Privileged Peru : the Israelites of the New Universal Covenant
The Israelites of the New Universal Covenant are a New Religious Movement founded in 1968. A presentation of the Inca Empire, the Spanish Conquest of Peru, the subsequent colonial period and post-independence era acts as background to a global understanding of the Israelites. Israelite membership is drawn from Andean Indians who came to be open to religious change in the twentieth century. Ideas on indigenism coupled with social reforms, urbanization, and migrations led to a greater Andean self-identity and preparation for membership in the newly formed religion.

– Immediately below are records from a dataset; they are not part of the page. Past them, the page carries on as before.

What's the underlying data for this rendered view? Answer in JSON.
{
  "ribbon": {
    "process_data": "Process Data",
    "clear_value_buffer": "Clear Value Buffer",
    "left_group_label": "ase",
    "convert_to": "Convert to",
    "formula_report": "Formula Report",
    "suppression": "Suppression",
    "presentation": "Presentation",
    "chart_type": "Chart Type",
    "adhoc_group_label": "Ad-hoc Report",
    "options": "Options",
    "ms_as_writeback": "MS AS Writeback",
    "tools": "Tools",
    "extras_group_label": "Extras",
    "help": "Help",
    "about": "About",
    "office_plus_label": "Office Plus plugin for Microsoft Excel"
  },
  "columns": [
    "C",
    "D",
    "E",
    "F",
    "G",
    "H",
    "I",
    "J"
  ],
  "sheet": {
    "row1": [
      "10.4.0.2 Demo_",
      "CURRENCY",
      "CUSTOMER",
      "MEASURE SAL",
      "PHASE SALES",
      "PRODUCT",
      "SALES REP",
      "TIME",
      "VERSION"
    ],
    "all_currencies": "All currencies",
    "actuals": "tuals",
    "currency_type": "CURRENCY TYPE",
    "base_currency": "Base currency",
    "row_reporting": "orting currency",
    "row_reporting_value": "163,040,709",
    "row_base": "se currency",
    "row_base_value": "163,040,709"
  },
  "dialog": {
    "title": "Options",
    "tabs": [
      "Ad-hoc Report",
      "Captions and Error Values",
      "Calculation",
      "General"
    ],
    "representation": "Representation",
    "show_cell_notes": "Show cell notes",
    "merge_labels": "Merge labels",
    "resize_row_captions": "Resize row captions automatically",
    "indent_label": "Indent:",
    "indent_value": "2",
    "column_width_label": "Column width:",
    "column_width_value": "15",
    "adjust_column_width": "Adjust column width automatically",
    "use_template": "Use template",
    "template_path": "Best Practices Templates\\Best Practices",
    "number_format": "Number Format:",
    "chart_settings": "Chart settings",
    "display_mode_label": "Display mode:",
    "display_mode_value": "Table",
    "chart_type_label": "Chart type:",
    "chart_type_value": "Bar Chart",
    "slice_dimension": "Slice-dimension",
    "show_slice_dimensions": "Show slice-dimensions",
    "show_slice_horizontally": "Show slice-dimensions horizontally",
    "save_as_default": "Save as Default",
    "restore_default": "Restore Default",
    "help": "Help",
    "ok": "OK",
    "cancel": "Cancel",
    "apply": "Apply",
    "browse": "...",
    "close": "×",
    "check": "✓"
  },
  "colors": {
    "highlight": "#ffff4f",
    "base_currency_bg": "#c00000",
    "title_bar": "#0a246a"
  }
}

An idealized view of the Inca past (encapsulated in the Inkarri myth) and a return of the same is envisaged as part of the solution for the Indian. These elements combined with the Indians' interaction with other Christian traditions (folk Catholicism with segments of Protestantism) to produce the Peruvian Israelites and the concept of Privileged Peru. The thesis traces the life of Ezequiel Ataucusi Gamonal (the Israelite founder), through folk Catholicism, 'miraculous' experiences, to membership in the Seventh-Day Adventist Church (when a migrant worker in the Jungle), contact with other Protestant groups, to the foundation of the Peruvian Israelites and through their subsequent history. The Israelite religion functions within a harmonious system of 'seven pillars of wisdom'. The pillars are the five feasts of Trumpets, Passover,Pentecost, Cabins and the Day of Expiation, with the weekly Sabbath and the Thousand Year Reign of Christ. Israelites are not a by-form of either Catholicism, Protestantism or Judaism, nor a political party in a religious guise. Ezequiel represents a new Christ-figure who interprets the Bible to offer salvation and a place in this world to Andean Indians, and the promise of entry into the Thousand Year Reign of Christ through observing the Israelite laws and through his own future death and resurrection.